    The report also says that even with these current projections, LCFF will take a couple more years than planned to fully fund. The tone of the story sounds much different than that. (?)

    1. John Fensterwald says:

      Beat me to it, navigio. I was about to do a sidebar on that issue.

      1. navigio says:

        whoops, sorry. sometimes im just a teenie bit impatient.. ;-)

        1. John Fensterwald says:

          You’d be a fine editor; impatience is a strength in this line of work, navigio.

          1. el says:

            So the jist of this is, expect a bump up for next year in budget but after that there may be little if any rise?

            Are the moneys they’re talking about finally paying back ones that were already accounted for in budgets… ie were they affecting cash flow only and were booked into reserves, or is it money that hasn’t been in those district budgets?

            It sounds like the reality is is that we can all start breathing again because the cuts have stopped and will stay stopped, but most districts will still be below their 2007-2008 existence for a long time to come.

            1. navigio says:

              I think it depends on the district. Had a district kicked the can down the road to this year, its possible they’d still need to make cuts, even with the projected increase, and maybe especially if they are a low poverty district. And yes, a lot of money is going toward paying down deferrals, though if memory serves, they’ll still only make it about halfway on that front this year (I think they even incurred some more this year).

              I think your reference to 07-08 is an important one. We need to be careful about assuming something got fixed here (at least relative to that year).

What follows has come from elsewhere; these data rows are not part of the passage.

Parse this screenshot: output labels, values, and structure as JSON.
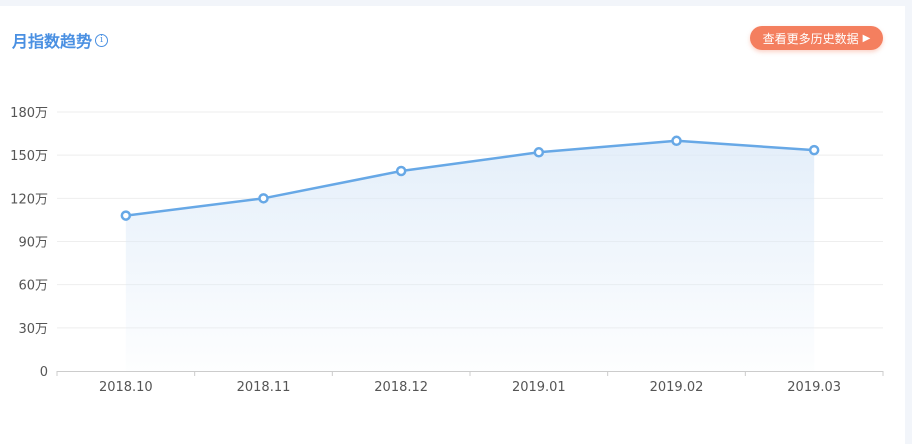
{
  "header": {
    "title": "月指数趋势",
    "info_glyph": "i",
    "history_button_label": "查看更多历史数据",
    "history_button_arrow": "▶"
  },
  "colors": {
    "accent": "#4a90e2",
    "line": "#67a8e6",
    "button": "#f47f5f",
    "grid": "#eeeeee"
  },
  "chart_data": {
    "type": "area",
    "categories": [
      "2018.10",
      "2018.11",
      "2018.12",
      "2019.01",
      "2019.02",
      "2019.03"
    ],
    "values": [
      108,
      120,
      139,
      152,
      160,
      153.5
    ],
    "y_ticks": [
      0,
      30,
      60,
      90,
      120,
      150,
      180
    ],
    "y_tick_labels": [
      "0",
      "30万",
      "60万",
      "90万",
      "120万",
      "150万",
      "180万"
    ],
    "ylim": [
      0,
      180
    ],
    "grid": true
  }
}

              I also noticed that even though property tax revenues are slated to increase at a more normal pace, those revenues were overstated in the most recent budget. Not sure its by enough to have much impact though, however, it does offset what the state must cover, so its relevant.

            2. John Fensterwald says:

              ‘el: The $4 billion extra in Prop 98 from the last two years ’11-’12 and ’12-’13 would be one-time new money that districts had not counted on or built into their budgets. Brown might want to use most of that to pay down the $6 billion plus in deferrals, late payments that have been created cash-flow headaches for some districts.
              Navigio is right: Even with good times, some districts with declining enrollments and few high-needs students (therefore getting less revenue) and that didn’t made cuts in hard times still may face financial challenges next year.

              1. Manuel says:

                Color me confused, but I fail to understand the concept. It seems that x number of billions of dollars will be send to districts “to pay down the deferrals.”

                What exactly are the districts expected to do with this money? Put it in the bank? Pay down their debt to financial institutions? Or spend it on current personnel?

                Is there a way of tracking this “new” money? Considering that LAUSD has still to tell the public how the 2013-14 budget was affected by LCFF, I’m not holding my breath…

                But it is all bird-in-the-bush until Gov. Brown comes out with the budget for 2014-15 even though it gives the Usual Suspects something to fight over.

              2. John Fensterwald says:

                Manuel: The districts won’t see the deferrals as extra billions coming their way. They’ll just see what’s owed to them being paid on time – in the year in which it was budgeted, instead of the following year as an IOU. That means they won’t have to shift funds around or go out on the market to borrow the money, with interest, waiting for the state to pay its bills.

              3. navigio says:

                Has edsource ever done a story on what deferrals look like for different districts? it seems some districts are forced to literally borrow, while others seem able to cover the deferral with something else (maybe economic uncertainty, I dont know). I remember trying to figure this out a while back and it not being very transparent at all.

              4. John Fensterwald says:

                Not lately, navigio. But I did write about deferrals in 2011, when they totaled $10 billion, while I was writing my Educated Guess posts at the Silicon Valley Education Foundation.